“It’s really important to paint what you know and what surrounds you, and these days what surrounds me are my students,” Suarez said. “These students, for the most part, were my first class where we were together for four years. It meant a lot to me.
One of Suarez’s favorite paintings on display is called ‘The Patriot’ and depicts his stepfather relaxing in his garden.
“You spend so much time with someone, you know what they’re like more than just in a photographic way,” Suarez said. “To succeed in portraiture, you have to be interested in people. There must be a link there. It can’t just be this cold process.
Another series of his portraits is that of Greb, who was one of Suarez’s art students. Because she lives in Hillsdale, she was available to take pictures with Suarez.
“I was 5 or 6 months pregnant with my daughter, so I walked in and there were lights and everything,” Greb said. “He poses you, sits you down and takes pictures to paint. It was like our usual conversations as we went, talking about everything from art to the housing market.
Greb said Suarez’s portraits of her capture many details that are unique to her, such as a pair of jewelry she wears frequently.
“I could see it really captured the spirit of my personality,” Greb said. “The bigger painting of the two, someone commented that I looked rather skeptical. He had a funny comeback because he had me in class for four years and knows I can be a little sassy. It makes me feel really known to him.
Now that her portrait has hung in the Daughtrey Gallery for a few weeks, Greb said she has received several comments. A person approached her at church and said that Greb’s husband should buy a portrait to have as a family heirloom.
“I was at the opening of the gallery and I heard that someone called it the ‘Mona Lisa’ of Hillsdale. It was kind of a funny comment that made me laugh,” Greb said. “I hope that somehow one of his paintings will one day end up in my house, because I would really treasure that.”
Kaufman’s photography, like Suarez’s, also focuses on the human connection. While her photo shoots can last up to several hours, the shooting process can take as little as 10 minutes, she said.
“I want my portraits to be more about the person and the moment we shared than just taking a picture of someone,” Kaufman said. “Because we do this all the time with ourselves. I have the impression that we live too much behind a camera. We still want things to be filmed and photographed to remember, but we don’t actually embrace and soak in the majority of moments just with our own eyes.

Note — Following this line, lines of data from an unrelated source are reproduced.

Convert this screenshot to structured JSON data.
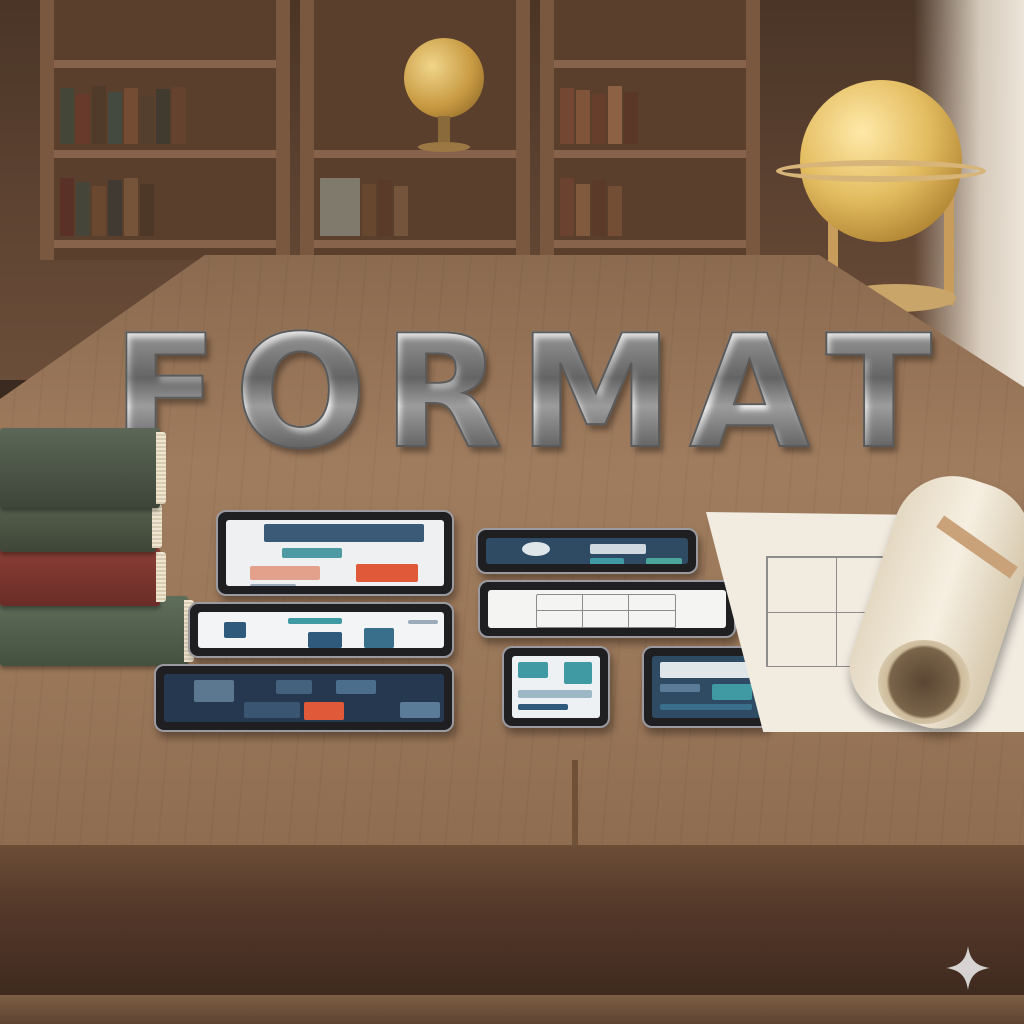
{
  "scene": {
    "title_letters": [
      "F",
      "O",
      "R",
      "M",
      "A",
      "T"
    ]
  },
  "icons": [
    "sparkle-icon"
  ],
  "colors": {
    "wood": "#9a7759",
    "metal": "#d9d9d9",
    "screen_dark": "#2f4a63",
    "accent_red": "#e05a3a",
    "accent_teal": "#3f9aa3",
    "paper": "#f1ebe0"
  }
}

The photographs capture tiny details that might normally go unnoticed, Kaufman said.
“Professor Bushey came over and she said, ‘I didn’t even notice he was missing two fingers on his hand and he had a tattoo that said ‘oops’ on it,'” Kaufman said. “I try to photograph people so it’s not super obvious, but it would be like hanging out with them, so to speak.”
Kaufman said she values the relationships she forms during each photo shoot as much as the photos she takes.
“I love all people, all shapes, sizes, personalities, interests,” Kaufman said. “I don’t mind if they’re a little grumpy or shy.”
His favorite portrait from this show is that of his son, Brogan, which appears on some of the posters advertising the show. She took the photo when she and her son were at his parents’ horse farm.
“He was digging a hole in one of the barns because Grandpa said he could, and I told him it was time to fill it up. He just turned and looked at me, and it was like a divine moment that I had that,” Kaufman said. “It was priceless. I had a feeling this would be a great greeting card image. As a mom photographer, I don’t get those perfect moments all the time.
Kaufman said she hopes those who visit the gallery feel drawn to the subjects of her photos.
“It’s always been that people find beauty, entertainment, joy, just by well-photographed portraits of ordinary people,” Kaufman said. “If I’m connected to the people I photograph, that connection goes through the lens.”